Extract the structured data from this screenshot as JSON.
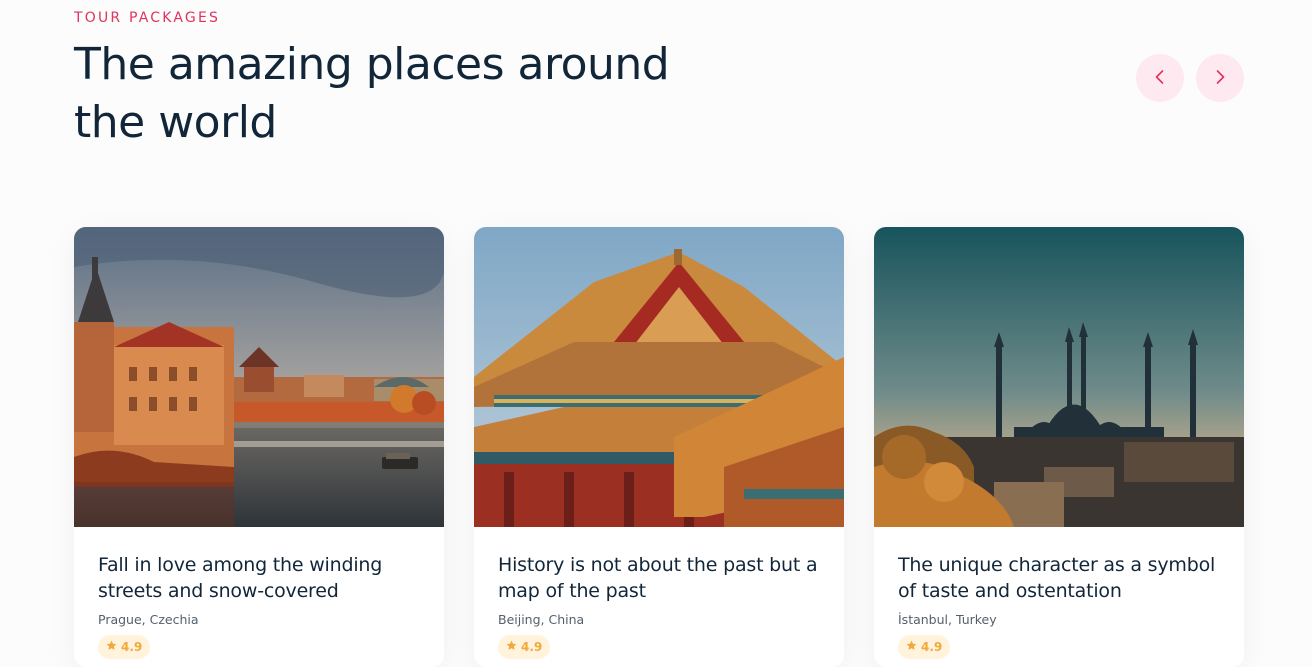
{
  "section": {
    "eyebrow": "TOUR PACKAGES",
    "title": "The amazing places around the world"
  },
  "nav": {
    "prev_icon": "chevron-left-icon",
    "next_icon": "chevron-right-icon"
  },
  "colors": {
    "accent": "#e0335f",
    "nav_bg": "#fde9ef",
    "title": "#12263a",
    "rating": "#f2a83b",
    "rating_bg": "#fff3dc"
  },
  "cards": [
    {
      "title": "Fall in love among the winding streets and snow-covered",
      "location": "Prague, Czechia",
      "rating": "4.9",
      "image": "prague-river-photo"
    },
    {
      "title": "History is not about the past but a map of the past",
      "location": "Beijing, China",
      "rating": "4.9",
      "image": "forbidden-city-roof-photo"
    },
    {
      "title": "The unique character as a symbol of taste and ostentation",
      "location": "İstanbul, Turkey",
      "rating": "4.9",
      "image": "istanbul-mosque-photo"
    }
  ]
}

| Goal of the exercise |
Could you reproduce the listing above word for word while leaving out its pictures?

| Solution for this problem |
Extract the structured data from this screenshot as JSON.
{
  "section": {
    "eyebrow": "TOUR PACKAGES",
    "title": "The amazing places around the world"
  },
  "nav": {
    "prev_icon": "chevron-left-icon",
    "next_icon": "chevron-right-icon"
  },
  "colors": {
    "accent": "#e0335f",
    "nav_bg": "#fde9ef",
    "title": "#12263a",
    "rating": "#f2a83b",
    "rating_bg": "#fff3dc"
  },
  "cards": [
    {
      "title": "Fall in love among the winding streets and snow-covered",
      "location": "Prague, Czechia",
      "rating": "4.9",
      "image": "prague-river-photo"
    },
    {
      "title": "History is not about the past but a map of the past",
      "location": "Beijing, China",
      "rating": "4.9",
      "image": "forbidden-city-roof-photo"
    },
    {
      "title": "The unique character as a symbol of taste and ostentation",
      "location": "İstanbul, Turkey",
      "rating": "4.9",
      "image": "istanbul-mosque-photo"
    }
  ]
}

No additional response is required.